* INSTRUCTIONS FOR THE TASK *
Starting from the line that contains "Extract the structured", reproduce each line exactly through the end of the material, and include no other lines.

==============================

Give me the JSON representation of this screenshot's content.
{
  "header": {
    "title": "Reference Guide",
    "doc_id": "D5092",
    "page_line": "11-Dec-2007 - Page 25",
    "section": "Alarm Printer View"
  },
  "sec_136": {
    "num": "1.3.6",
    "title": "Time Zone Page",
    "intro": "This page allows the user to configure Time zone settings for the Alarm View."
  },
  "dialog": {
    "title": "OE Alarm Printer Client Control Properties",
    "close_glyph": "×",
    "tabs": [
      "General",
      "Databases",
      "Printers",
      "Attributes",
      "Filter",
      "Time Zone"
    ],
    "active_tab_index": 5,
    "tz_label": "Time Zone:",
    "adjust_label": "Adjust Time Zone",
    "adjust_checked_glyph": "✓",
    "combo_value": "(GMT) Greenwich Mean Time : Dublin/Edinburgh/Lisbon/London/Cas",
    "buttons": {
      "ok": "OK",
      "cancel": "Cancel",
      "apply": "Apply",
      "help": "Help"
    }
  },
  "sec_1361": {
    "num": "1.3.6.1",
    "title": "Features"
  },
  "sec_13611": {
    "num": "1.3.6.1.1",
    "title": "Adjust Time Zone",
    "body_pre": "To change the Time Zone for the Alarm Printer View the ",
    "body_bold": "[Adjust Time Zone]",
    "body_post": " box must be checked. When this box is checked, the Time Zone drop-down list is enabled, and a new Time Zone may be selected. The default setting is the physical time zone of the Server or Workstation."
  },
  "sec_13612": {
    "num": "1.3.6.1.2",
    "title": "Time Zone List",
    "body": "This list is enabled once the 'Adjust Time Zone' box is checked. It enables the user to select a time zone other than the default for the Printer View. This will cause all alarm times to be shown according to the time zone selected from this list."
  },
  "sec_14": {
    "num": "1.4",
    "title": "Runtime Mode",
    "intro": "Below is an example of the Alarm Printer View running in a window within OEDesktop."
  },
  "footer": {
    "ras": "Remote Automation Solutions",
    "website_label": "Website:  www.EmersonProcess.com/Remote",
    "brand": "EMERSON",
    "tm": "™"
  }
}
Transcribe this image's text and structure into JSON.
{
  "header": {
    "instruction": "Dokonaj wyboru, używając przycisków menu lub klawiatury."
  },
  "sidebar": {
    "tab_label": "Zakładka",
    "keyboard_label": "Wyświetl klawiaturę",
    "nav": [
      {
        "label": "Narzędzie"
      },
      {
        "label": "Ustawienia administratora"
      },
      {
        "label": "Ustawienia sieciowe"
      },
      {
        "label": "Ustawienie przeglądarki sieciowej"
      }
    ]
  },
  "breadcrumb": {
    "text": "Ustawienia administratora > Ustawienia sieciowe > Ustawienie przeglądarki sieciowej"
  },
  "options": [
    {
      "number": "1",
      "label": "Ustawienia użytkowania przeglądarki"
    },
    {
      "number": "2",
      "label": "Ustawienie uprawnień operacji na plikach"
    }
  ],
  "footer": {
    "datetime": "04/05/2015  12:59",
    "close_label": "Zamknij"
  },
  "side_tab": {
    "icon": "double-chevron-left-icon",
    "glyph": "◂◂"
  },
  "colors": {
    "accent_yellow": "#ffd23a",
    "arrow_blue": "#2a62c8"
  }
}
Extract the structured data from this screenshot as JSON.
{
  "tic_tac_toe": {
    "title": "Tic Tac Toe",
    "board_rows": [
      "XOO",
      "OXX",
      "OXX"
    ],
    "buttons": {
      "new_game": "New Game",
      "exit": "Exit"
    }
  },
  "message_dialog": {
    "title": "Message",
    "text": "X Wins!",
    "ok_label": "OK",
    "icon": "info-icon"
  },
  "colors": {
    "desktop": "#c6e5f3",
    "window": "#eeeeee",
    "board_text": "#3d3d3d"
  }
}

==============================

* RESULT BELOW *
Extract the structured data from this screenshot as JSON.
{
  "tic_tac_toe": {
    "title": "Tic Tac Toe",
    "board_rows": [
      "XOO",
      "OXX",
      "OXX"
    ],
    "buttons": {
      "new_game": "New Game",
      "exit": "Exit"
    }
  },
  "message_dialog": {
    "title": "Message",
    "text": "X Wins!",
    "ok_label": "OK",
    "icon": "info-icon"
  },
  "colors": {
    "desktop": "#c6e5f3",
    "window": "#eeeeee",
    "board_text": "#3d3d3d"
  }
}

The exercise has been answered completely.